TO DO: Give back every entry in full, exactly as it reads.

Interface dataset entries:
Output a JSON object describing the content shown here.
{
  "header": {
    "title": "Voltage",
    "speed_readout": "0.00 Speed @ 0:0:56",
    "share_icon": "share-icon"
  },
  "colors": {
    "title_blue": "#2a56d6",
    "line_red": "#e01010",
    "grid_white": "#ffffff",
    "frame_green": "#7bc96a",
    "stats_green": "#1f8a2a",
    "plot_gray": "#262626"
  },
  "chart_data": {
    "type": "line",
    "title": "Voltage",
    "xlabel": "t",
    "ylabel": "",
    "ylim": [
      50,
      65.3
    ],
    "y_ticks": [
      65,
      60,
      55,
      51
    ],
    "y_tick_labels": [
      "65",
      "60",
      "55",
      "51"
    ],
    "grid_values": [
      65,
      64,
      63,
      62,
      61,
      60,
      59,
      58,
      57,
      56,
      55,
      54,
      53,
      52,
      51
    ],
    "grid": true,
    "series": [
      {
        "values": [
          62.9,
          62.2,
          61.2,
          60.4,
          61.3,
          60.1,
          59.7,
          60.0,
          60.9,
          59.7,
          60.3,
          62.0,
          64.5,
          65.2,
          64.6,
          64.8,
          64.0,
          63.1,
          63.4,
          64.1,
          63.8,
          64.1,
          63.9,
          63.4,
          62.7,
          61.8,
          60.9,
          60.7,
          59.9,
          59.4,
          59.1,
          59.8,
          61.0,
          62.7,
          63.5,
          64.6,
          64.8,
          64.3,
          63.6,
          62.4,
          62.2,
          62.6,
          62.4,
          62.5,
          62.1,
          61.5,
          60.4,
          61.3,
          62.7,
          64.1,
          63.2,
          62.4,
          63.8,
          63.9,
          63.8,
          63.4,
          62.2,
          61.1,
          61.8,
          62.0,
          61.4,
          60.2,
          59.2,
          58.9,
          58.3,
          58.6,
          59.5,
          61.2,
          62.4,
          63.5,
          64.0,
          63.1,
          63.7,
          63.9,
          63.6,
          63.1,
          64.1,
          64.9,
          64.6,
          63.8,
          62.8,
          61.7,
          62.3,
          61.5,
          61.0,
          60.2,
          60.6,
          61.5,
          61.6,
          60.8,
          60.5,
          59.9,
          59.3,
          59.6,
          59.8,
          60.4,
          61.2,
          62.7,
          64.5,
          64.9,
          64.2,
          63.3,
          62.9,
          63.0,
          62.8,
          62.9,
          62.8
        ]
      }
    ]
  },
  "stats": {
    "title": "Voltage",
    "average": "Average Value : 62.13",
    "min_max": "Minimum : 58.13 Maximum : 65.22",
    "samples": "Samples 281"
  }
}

SOLUTION:
Output a JSON object describing the content shown here.
{
  "header": {
    "title": "Voltage",
    "speed_readout": "0.00 Speed @ 0:0:56",
    "share_icon": "share-icon"
  },
  "colors": {
    "title_blue": "#2a56d6",
    "line_red": "#e01010",
    "grid_white": "#ffffff",
    "frame_green": "#7bc96a",
    "stats_green": "#1f8a2a",
    "plot_gray": "#262626"
  },
  "chart_data": {
    "type": "line",
    "title": "Voltage",
    "xlabel": "t",
    "ylabel": "",
    "ylim": [
      50,
      65.3
    ],
    "y_ticks": [
      65,
      60,
      55,
      51
    ],
    "y_tick_labels": [
      "65",
      "60",
      "55",
      "51"
    ],
    "grid_values": [
      65,
      64,
      63,
      62,
      61,
      60,
      59,
      58,
      57,
      56,
      55,
      54,
      53,
      52,
      51
    ],
    "grid": true,
    "series": [
      {
        "values": [
          62.9,
          62.2,
          61.2,
          60.4,
          61.3,
          60.1,
          59.7,
          60.0,
          60.9,
          59.7,
          60.3,
          62.0,
          64.5,
          65.2,
          64.6,
          64.8,
          64.0,
          63.1,
          63.4,
          64.1,
          63.8,
          64.1,
          63.9,
          63.4,
          62.7,
          61.8,
          60.9,
          60.7,
          59.9,
          59.4,
          59.1,
          59.8,
          61.0,
          62.7,
          63.5,
          64.6,
          64.8,
          64.3,
          63.6,
          62.4,
          62.2,
          62.6,
          62.4,
          62.5,
          62.1,
          61.5,
          60.4,
          61.3,
          62.7,
          64.1,
          63.2,
          62.4,
          63.8,
          63.9,
          63.8,
          63.4,
          62.2,
          61.1,
          61.8,
          62.0,
          61.4,
          60.2,
          59.2,
          58.9,
          58.3,
          58.6,
          59.5,
          61.2,
          62.4,
          63.5,
          64.0,
          63.1,
          63.7,
          63.9,
          63.6,
          63.1,
          64.1,
          64.9,
          64.6,
          63.8,
          62.8,
          61.7,
          62.3,
          61.5,
          61.0,
          60.2,
          60.6,
          61.5,
          61.6,
          60.8,
          60.5,
          59.9,
          59.3,
          59.6,
          59.8,
          60.4,
          61.2,
          62.7,
          64.5,
          64.9,
          64.2,
          63.3,
          62.9,
          63.0,
          62.8,
          62.9,
          62.8
        ]
      }
    ]
  },
  "stats": {
    "title": "Voltage",
    "average": "Average Value : 62.13",
    "min_max": "Minimum : 58.13 Maximum : 65.22",
    "samples": "Samples 281"
  }
}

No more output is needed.